Goal of the exercise = Wherever "title" turns up in the entries, copy out the line that holds it.

+++ Record extracts +++

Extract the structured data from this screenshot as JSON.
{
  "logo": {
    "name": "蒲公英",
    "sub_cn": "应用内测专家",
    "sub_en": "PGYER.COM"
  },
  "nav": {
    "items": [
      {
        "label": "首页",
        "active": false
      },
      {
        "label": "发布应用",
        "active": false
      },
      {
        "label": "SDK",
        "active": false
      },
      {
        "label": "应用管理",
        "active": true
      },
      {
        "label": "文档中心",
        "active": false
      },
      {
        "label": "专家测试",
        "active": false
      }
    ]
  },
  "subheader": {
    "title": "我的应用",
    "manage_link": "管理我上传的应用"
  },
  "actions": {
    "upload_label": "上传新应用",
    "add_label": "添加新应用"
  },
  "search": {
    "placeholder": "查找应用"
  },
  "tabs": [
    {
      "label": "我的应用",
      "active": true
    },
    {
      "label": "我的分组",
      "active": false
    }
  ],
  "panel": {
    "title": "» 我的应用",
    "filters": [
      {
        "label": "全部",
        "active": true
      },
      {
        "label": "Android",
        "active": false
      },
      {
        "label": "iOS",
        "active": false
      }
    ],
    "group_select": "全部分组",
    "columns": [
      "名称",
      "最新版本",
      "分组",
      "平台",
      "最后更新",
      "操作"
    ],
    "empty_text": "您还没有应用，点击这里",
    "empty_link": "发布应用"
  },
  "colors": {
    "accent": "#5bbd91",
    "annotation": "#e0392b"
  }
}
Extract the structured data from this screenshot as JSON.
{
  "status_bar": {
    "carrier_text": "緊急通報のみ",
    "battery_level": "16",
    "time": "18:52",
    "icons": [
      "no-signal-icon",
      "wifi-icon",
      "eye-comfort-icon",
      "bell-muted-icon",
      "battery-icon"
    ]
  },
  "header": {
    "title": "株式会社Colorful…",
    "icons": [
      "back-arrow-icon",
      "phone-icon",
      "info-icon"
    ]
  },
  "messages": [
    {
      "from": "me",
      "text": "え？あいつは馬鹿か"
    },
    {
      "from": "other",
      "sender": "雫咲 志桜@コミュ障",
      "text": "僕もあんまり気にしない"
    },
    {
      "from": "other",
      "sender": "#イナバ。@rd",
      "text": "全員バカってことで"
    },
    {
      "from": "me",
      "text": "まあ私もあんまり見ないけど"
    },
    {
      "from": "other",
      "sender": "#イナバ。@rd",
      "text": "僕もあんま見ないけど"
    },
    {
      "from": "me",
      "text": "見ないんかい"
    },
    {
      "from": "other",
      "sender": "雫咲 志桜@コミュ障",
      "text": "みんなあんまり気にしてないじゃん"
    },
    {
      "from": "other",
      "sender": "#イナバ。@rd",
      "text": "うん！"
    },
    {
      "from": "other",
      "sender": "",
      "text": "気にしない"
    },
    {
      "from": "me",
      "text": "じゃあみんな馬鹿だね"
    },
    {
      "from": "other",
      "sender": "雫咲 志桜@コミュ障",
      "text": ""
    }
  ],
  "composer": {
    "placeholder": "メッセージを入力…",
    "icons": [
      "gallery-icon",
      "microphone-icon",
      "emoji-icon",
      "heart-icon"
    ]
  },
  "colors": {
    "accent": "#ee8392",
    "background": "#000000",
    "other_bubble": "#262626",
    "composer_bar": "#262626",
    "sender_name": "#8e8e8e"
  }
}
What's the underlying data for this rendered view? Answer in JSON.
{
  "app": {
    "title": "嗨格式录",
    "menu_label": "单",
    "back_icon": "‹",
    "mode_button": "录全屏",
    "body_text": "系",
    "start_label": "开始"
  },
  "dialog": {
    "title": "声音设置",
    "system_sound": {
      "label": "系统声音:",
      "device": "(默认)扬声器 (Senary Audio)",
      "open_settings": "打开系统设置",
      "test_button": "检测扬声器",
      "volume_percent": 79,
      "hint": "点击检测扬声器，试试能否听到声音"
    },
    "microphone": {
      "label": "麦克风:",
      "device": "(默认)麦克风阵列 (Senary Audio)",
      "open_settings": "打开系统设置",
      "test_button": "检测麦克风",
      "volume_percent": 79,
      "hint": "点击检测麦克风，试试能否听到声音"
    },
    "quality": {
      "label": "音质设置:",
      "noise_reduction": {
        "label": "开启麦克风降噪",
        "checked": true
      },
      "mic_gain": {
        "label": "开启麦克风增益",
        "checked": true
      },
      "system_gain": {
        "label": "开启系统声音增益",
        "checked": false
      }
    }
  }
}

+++

Written answer =
    "title": "我的应用",
    "title": "» 我的应用",
    "title": "株式会社Colorful…",
    "title": "嗨格式录",
    "title": "声音设置",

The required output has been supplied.